The AP Misses the Boat
9:11 AM, Mar 6, 2009 • By MICHAEL GOLDFARB
The only person Hess gets on the record is Blair, through his spokesman Wendy Morigi. Hess's characterization of conservative criticism is so off base that it's hard to imagine she even bothered to read it. Freeman's views on the Iraq war and the Bush administration's approach to fighting terrorism are, in the context of this administration, utterly conventional and wholly unremarkable. They are not views shared by conservatives, but neither are they the kind of views that would endanger his appointment. It's his views on China and Saudi Arabia, and his financial ties to those two countries, that have stirred such controversy -- in addition to his views on Israel. It's the appearance of multiple conflicts of interest, his apparentl inability to distinguish between right and wrong, and his clear indifference to the distinction between democratic and authoritarian regimes that has driven conservative criticism of Freeman (Rich Lowry captures all this quite well in his column today).
And of course, not all Freeman's critics are conservatives.
Update: How sloppy was the Hess story? The AP just issued a clarification:

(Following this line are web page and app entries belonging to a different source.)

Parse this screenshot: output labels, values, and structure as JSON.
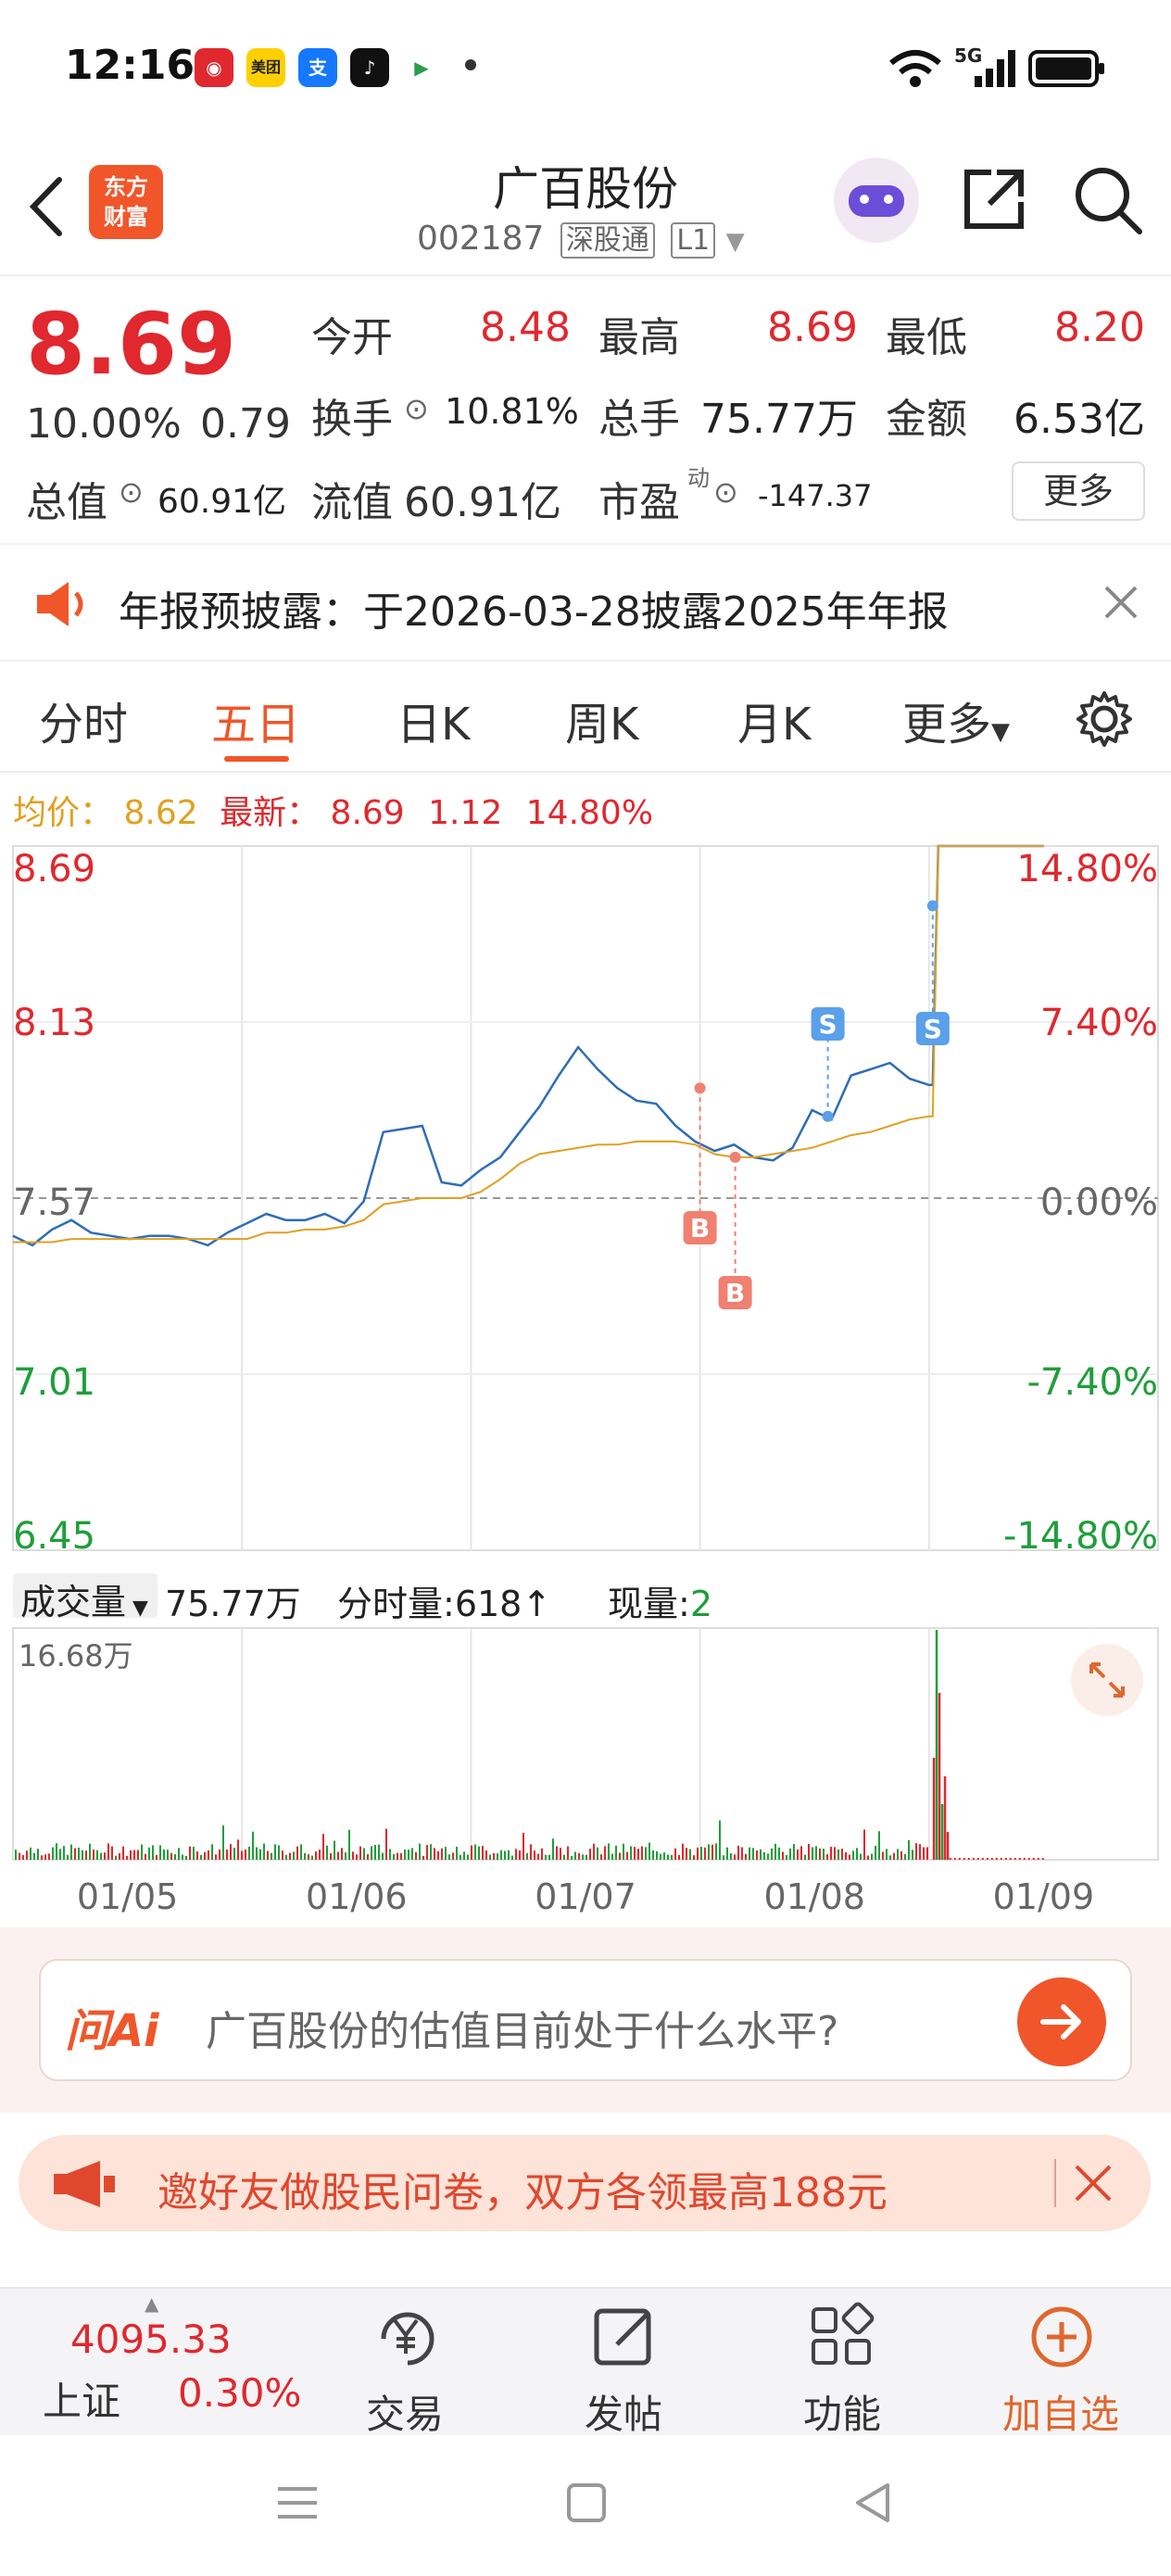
{
  "status_bar": {
    "time": "12:16",
    "apps": [
      "网易云",
      "美团",
      "支",
      "抖音",
      "人人"
    ],
    "network": "5G",
    "icons": [
      "wifi-icon",
      "signal-icon",
      "battery-icon"
    ]
  },
  "header": {
    "logo_line1": "东方",
    "logo_line2": "财富",
    "stock_name": "广百股份",
    "stock_code": "002187",
    "tag_market": "深股通",
    "tag_level": "L1"
  },
  "quote": {
    "price": "8.69",
    "change_pct": "10.00%",
    "change_amt": "0.79",
    "open_label": "今开",
    "open_val": "8.48",
    "high_label": "最高",
    "high_val": "8.69",
    "low_label": "最低",
    "low_val": "8.20",
    "turnover_label": "换手",
    "turnover_val": "10.81%",
    "volume_label": "总手",
    "volume_val": "75.77万",
    "amount_label": "金额",
    "amount_val": "6.53亿",
    "mktcap_label": "总值",
    "mktcap_val": "60.91亿",
    "float_label": "流值",
    "float_val": "60.91亿",
    "pe_label": "市盈",
    "pe_sup": "动",
    "pe_val": "-147.37",
    "more_label": "更多"
  },
  "notice": {
    "text": "年报预披露：于2026-03-28披露2025年年报"
  },
  "tabs": [
    {
      "label": "分时"
    },
    {
      "label": "五日"
    },
    {
      "label": "日K"
    },
    {
      "label": "周K"
    },
    {
      "label": "月K"
    },
    {
      "label": "更多"
    }
  ],
  "avg_line": {
    "avg_label": "均价：",
    "avg_val": "8.62",
    "latest_label": "最新：",
    "latest_val": "8.69",
    "latest_chg": "1.12",
    "latest_pct": "14.80%"
  },
  "volume_row": {
    "label": "成交量",
    "total": "75.77万",
    "tick_label": "分时量:",
    "tick_val": "618",
    "now_label": "现量:",
    "now_val": "2",
    "max_label": "16.68万"
  },
  "chart_data": {
    "type": "line",
    "y_left_ticks": [
      "8.69",
      "8.13",
      "7.57",
      "7.01",
      "6.45"
    ],
    "y_right_ticks": [
      "14.80%",
      "7.40%",
      "0.00%",
      "-7.40%",
      "-14.80%"
    ],
    "x_ticks": [
      "01/05",
      "01/06",
      "01/07",
      "01/08",
      "01/09"
    ],
    "ylim": [
      6.45,
      8.69
    ],
    "base_price": 7.57,
    "series": [
      {
        "color": "#2f6db5",
        "values": [
          7.45,
          7.42,
          7.47,
          7.5,
          7.46,
          7.45,
          7.44,
          7.45,
          7.45,
          7.44,
          7.42,
          7.46,
          7.49,
          7.52,
          7.5,
          7.5,
          7.52,
          7.49,
          7.56,
          7.78,
          7.79,
          7.8,
          7.62,
          7.61,
          7.66,
          7.7,
          7.78,
          7.86,
          7.96,
          8.05,
          7.98,
          7.92,
          7.88,
          7.87,
          7.8,
          7.75,
          7.72,
          7.74,
          7.7,
          7.69,
          7.73,
          7.85,
          7.82,
          7.96,
          7.98,
          8.0,
          7.95,
          7.93
        ]
      },
      {
        "color": "#e0a020",
        "values": [
          7.43,
          7.43,
          7.43,
          7.44,
          7.44,
          7.44,
          7.44,
          7.44,
          7.44,
          7.44,
          7.44,
          7.44,
          7.44,
          7.46,
          7.46,
          7.47,
          7.47,
          7.48,
          7.5,
          7.55,
          7.56,
          7.57,
          7.57,
          7.57,
          7.59,
          7.63,
          7.68,
          7.71,
          7.72,
          7.73,
          7.74,
          7.74,
          7.75,
          7.75,
          7.75,
          7.74,
          7.71,
          7.7,
          7.7,
          7.71,
          7.72,
          7.73,
          7.75,
          7.77,
          7.78,
          7.8,
          7.82,
          7.83
        ]
      }
    ],
    "markers": [
      {
        "label": "B",
        "color": "#f08070"
      },
      {
        "label": "B",
        "color": "#f08070"
      },
      {
        "label": "S",
        "color": "#5aa0ea"
      },
      {
        "label": "S",
        "color": "#5aa0ea"
      }
    ]
  },
  "ai_box": {
    "logo": "问Ai",
    "question": "广百股份的估值目前处于什么水平?"
  },
  "promo": {
    "text": "邀好友做股民问卷，双方各领最高188元"
  },
  "bottom_nav": {
    "index_value": "4095.33",
    "index_name": "上证",
    "index_pct": "0.30%",
    "trade": "交易",
    "post": "发帖",
    "func": "功能",
    "add": "加自选"
  }
}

Well, that's not quite right either. Rep. Shelley Berkley (D-NV) also signed a letter requesting an investigation into Freeman's financial ties to the Saudis. We await the AP's second clarification.